The Chamber of Deputies of Mexico approved on Thursday the labor reform that should facilitate the ratification of the free trade agreement between the Latin American country, the United States and Canada (T-MEC).
With 417 votes in favor, 29 abstentions and one against, the Mexican deputies approved in general the aforementioned reform and will now turn to the Mexican Senate for approval.
Between the points of the reform emphasizes the establishment of the union democracy and the freedom of association, the secret vote and the creation of commissions of labor conciliation that will replace the current meetings.
The conciliation commissions will be responsible for resolving the conflicts that arise between the workers and the bosses, with the limit of trying to resolve them within a maximum period of 45 to 60 days in order to avoid judicializing the processes.
The labor reform also contemplates that a union can be formed with 30% of the workers.
The president of the House of Representatives of the United States, Nancy Pelosi, declared at the beginning of April that the US Legislature will not vote for the ratification of the T-MEC until Mexico endorses this legislation.
With the arrival of Donald Trump to the White House in 2017, the renegotiation of the then North American Free Trade Agreement (NAFTA) began.
The Mexican government was then chaired by Enrique Peña Nieto (2012-2018) who managed to close the negotiation on the last day of his mandate, on November 30, 2018, with the approval of the leftist leader Andrés Manuel López Obrador, who at that time He was president-elect.

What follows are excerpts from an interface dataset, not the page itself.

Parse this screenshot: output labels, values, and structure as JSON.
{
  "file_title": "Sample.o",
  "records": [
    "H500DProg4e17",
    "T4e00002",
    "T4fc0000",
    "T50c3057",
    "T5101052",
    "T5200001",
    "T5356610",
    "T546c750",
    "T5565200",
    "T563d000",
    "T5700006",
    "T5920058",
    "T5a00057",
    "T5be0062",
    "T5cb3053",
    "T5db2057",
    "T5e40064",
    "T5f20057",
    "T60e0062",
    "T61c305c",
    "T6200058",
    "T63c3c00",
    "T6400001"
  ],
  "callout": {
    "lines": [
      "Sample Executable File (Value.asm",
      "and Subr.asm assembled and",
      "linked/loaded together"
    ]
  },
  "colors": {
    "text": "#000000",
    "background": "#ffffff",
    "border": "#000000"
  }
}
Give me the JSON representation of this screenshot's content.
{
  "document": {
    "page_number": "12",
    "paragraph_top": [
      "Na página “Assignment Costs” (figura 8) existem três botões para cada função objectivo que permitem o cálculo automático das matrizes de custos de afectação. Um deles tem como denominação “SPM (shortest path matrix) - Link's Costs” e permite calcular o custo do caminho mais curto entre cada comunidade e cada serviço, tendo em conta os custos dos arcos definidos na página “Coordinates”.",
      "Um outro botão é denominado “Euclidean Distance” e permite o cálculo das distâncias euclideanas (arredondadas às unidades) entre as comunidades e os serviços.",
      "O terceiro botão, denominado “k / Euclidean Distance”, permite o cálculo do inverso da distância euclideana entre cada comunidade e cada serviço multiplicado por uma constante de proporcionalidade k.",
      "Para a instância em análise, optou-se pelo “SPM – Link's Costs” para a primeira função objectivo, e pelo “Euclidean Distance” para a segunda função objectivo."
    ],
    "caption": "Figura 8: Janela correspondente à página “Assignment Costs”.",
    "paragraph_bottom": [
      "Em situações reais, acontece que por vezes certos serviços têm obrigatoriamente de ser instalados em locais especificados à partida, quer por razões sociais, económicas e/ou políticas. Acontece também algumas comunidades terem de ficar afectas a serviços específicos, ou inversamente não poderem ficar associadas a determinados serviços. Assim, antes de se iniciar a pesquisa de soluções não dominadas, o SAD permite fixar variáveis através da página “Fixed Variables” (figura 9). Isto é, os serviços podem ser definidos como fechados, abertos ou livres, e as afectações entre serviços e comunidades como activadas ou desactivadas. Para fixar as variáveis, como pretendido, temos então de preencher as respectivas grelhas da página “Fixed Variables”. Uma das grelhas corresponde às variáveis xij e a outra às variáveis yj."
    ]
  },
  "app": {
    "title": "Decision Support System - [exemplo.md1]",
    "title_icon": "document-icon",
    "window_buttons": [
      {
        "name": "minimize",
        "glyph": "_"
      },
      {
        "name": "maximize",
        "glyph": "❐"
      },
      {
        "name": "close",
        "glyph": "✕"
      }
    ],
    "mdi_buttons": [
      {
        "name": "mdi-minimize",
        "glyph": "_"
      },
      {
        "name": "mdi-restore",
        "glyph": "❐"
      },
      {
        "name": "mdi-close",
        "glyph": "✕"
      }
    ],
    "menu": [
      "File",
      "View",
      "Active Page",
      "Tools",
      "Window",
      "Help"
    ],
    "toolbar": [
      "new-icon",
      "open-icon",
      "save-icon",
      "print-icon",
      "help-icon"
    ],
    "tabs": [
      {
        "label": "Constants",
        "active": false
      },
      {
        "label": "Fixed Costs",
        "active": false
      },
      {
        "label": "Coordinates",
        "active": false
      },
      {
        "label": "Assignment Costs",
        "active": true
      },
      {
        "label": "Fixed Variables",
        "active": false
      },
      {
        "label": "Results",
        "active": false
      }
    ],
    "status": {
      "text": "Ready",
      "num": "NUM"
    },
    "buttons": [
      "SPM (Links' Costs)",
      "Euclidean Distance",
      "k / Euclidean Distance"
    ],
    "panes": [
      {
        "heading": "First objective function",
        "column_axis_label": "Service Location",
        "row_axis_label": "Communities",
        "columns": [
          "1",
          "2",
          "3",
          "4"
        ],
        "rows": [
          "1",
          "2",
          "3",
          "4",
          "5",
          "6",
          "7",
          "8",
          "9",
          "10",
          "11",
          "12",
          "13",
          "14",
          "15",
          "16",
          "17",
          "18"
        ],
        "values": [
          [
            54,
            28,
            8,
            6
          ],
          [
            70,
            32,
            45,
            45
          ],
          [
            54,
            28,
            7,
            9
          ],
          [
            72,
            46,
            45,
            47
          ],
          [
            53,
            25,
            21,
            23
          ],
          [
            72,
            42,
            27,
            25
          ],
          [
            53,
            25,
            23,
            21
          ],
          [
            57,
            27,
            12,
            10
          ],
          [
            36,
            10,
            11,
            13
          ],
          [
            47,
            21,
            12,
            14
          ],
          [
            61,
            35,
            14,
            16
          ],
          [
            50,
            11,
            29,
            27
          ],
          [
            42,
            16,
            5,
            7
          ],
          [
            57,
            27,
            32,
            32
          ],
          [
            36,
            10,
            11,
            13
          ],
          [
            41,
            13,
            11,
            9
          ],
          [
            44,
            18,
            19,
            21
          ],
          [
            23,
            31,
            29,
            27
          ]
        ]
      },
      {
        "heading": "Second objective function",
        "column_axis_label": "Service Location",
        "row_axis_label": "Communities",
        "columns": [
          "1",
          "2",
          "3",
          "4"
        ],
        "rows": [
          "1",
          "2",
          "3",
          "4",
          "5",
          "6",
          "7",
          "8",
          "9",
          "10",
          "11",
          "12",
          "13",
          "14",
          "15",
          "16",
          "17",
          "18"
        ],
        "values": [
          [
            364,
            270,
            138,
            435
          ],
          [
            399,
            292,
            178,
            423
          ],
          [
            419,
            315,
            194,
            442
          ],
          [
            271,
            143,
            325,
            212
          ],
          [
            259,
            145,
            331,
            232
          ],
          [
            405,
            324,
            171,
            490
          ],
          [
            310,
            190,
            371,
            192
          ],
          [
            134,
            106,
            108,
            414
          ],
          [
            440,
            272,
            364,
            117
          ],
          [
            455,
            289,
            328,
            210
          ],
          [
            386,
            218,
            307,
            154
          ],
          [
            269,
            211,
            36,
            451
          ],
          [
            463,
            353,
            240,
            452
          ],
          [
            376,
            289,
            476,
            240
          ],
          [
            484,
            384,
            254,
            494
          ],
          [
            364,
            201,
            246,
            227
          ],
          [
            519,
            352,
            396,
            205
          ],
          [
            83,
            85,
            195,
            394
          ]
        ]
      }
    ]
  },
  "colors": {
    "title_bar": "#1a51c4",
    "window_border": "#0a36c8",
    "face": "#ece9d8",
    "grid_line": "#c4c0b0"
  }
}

López Obrador, who assumed the Mexican Presidency on December 1, said on Thursday that his country "should maintain this treaty and that no pretext be given for the negotiation to be reopened."